◆ **What to produce**: Lines below containing the word "Next" should be copied out.

- - -

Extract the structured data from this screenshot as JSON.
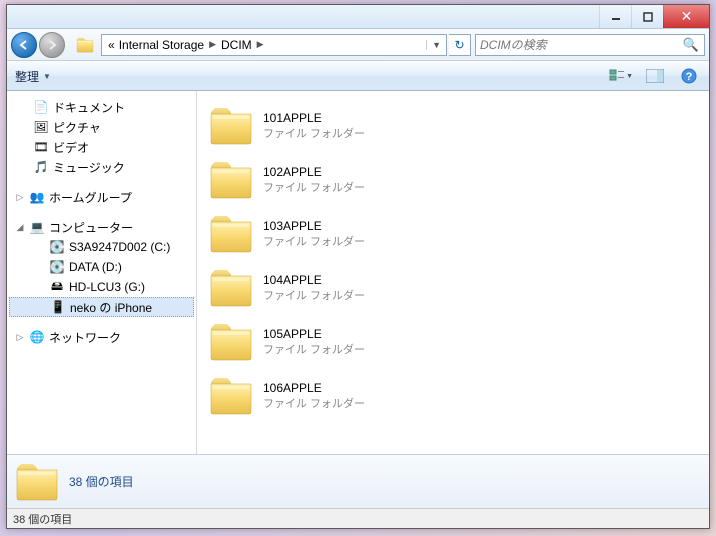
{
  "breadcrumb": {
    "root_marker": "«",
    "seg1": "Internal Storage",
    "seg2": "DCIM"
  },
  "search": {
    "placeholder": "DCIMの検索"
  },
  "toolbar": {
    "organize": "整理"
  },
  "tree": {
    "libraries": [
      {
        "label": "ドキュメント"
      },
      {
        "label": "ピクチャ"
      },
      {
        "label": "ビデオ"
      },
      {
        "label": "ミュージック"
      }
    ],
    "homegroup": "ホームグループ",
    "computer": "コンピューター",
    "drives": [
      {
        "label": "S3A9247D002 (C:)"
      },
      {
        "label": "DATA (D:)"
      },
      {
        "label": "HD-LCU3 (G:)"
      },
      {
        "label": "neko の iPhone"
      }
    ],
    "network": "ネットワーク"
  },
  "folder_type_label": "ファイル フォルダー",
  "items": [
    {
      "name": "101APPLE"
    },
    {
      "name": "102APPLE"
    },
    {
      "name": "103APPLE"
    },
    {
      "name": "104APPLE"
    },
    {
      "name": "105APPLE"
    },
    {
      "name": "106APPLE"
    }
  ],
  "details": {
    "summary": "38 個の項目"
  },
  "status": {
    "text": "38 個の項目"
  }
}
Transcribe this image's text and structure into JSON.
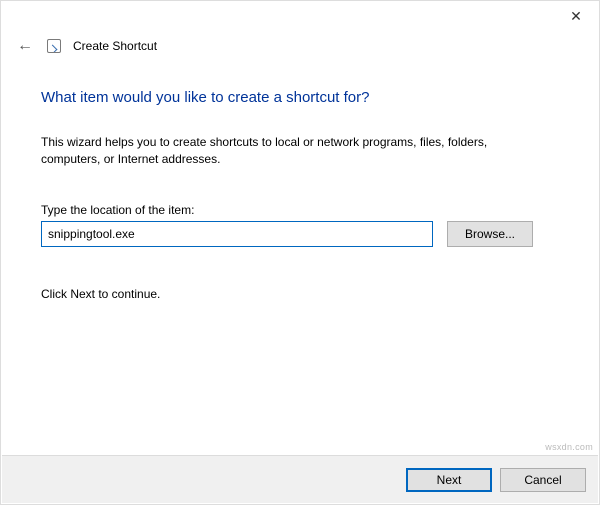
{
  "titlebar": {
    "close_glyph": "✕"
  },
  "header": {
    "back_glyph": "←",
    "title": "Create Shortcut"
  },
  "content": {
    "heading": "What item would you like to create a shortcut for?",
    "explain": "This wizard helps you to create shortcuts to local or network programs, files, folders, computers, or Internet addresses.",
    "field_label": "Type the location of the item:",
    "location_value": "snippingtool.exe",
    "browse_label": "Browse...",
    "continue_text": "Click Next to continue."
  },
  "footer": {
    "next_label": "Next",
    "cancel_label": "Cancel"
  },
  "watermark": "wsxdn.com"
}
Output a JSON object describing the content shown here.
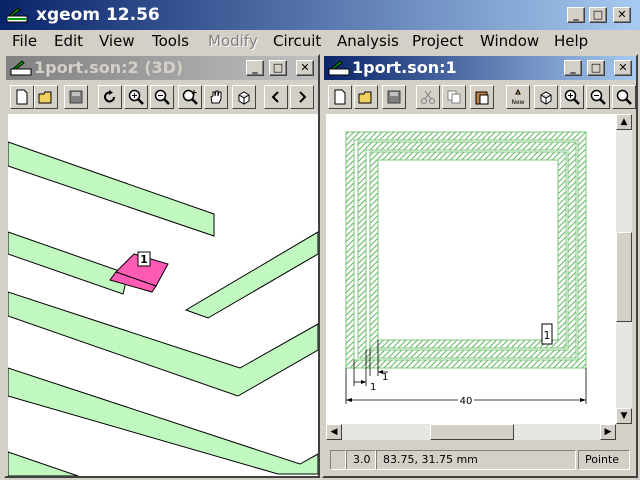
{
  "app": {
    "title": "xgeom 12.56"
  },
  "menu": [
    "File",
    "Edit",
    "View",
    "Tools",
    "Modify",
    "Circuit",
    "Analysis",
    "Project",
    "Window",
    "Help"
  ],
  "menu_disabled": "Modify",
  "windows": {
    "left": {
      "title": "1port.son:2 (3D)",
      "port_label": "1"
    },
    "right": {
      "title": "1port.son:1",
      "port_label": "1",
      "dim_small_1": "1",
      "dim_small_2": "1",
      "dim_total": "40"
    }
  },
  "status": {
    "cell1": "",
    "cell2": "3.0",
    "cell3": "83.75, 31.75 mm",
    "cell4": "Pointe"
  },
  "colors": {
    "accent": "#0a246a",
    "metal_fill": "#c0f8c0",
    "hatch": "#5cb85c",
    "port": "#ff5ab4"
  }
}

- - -

◆ **Result of the task**:
    "continue_text": "Click Next to continue."
    "next_label": "Next",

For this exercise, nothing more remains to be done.